The Environmental Cost of Data Storage [Infographic]


In the modern digital age, data centers have become an integral part of our lives. They store, process, and transmit the vast amounts of unstructured data that we rely on for many aspects of our day – from the documents we generate and use during work, to the media we consume at home. However, the environmental impact of data centers is a growing concern. In this infographic, we explore the environmental cost of data storage.

The Environmental Cost of Data Storage Infographic by DryvIQ

The Electricity Demand of Data Centers

Data centers consume a significant amount of electricity, and that demand is growing. In 2022, data centers accounted for 2% of the global electricity demand. In the United States alone, it is predicted that data centers will consume 6% of the total electricity demand by 2026. Worldwide, data centers are expected to consume 1,000 Terawatt hours (TWh) of electricity by 2026, which is equivalent to the electricity consumption of Japan.

The Water Required for Cooling
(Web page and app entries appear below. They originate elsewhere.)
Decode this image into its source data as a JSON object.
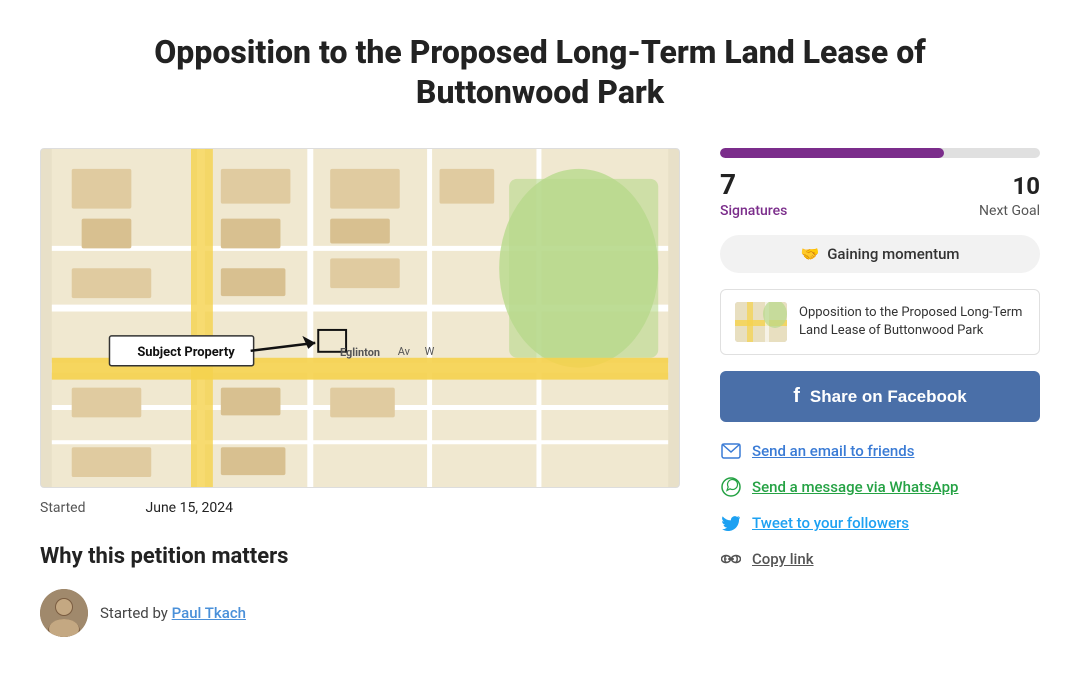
{
  "page": {
    "title": "Opposition to the Proposed Long-Term Land Lease of Buttonwood Park"
  },
  "progress": {
    "signatures": 7,
    "goal": 10,
    "sig_label": "Signatures",
    "goal_label": "Next Goal",
    "percent": 70,
    "momentum_text": "Gaining momentum"
  },
  "petition_card": {
    "text": "Opposition to the Proposed Long-Term Land Lease of Buttonwood Park"
  },
  "facebook_btn": {
    "label": "Share on Facebook"
  },
  "action_links": {
    "email": "Send an email to friends",
    "whatsapp": "Send a message via WhatsApp",
    "twitter": "Tweet to your followers",
    "copy": "Copy link"
  },
  "started": {
    "label": "Started",
    "date": "June 15, 2024"
  },
  "petition_matters": {
    "heading": "Why this petition matters"
  },
  "author": {
    "started_by": "Started by",
    "name": "Paul Tkach"
  }
}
Water is a critical resource for data centers, especially for cooling purposes. A Google data center, for instance, requires an average of 450,000 gallons of water daily for cooling. In 2022, Google’s data centers used 4.3 billion gallons of water. This is comparable to the volume of water needed to maintain 29 golf courses in the southwestern U.S. each year.

The Carbon Footprint of Data Centers

The carbon footprint of data centers is also a significant concern. Globally, data centers are estimated to produce 1.5% of the global greenhouse gas emissions, which is on par with the airline industry. Storing and managing just 100 gigabytes of data creates a carbon footprint of 0.2 tons of Co2.

Reducing the Environmental Cost of Data Storage

By reevaluating how we manage and store data, we can take the first step toward sustainable data management. By storing less data—or moving more data to cold storage—we can reduce our overall contribution to the energy consumption and CO2 emissions these data centers are responsible for.

Krystal Elliott
Krystal Elliott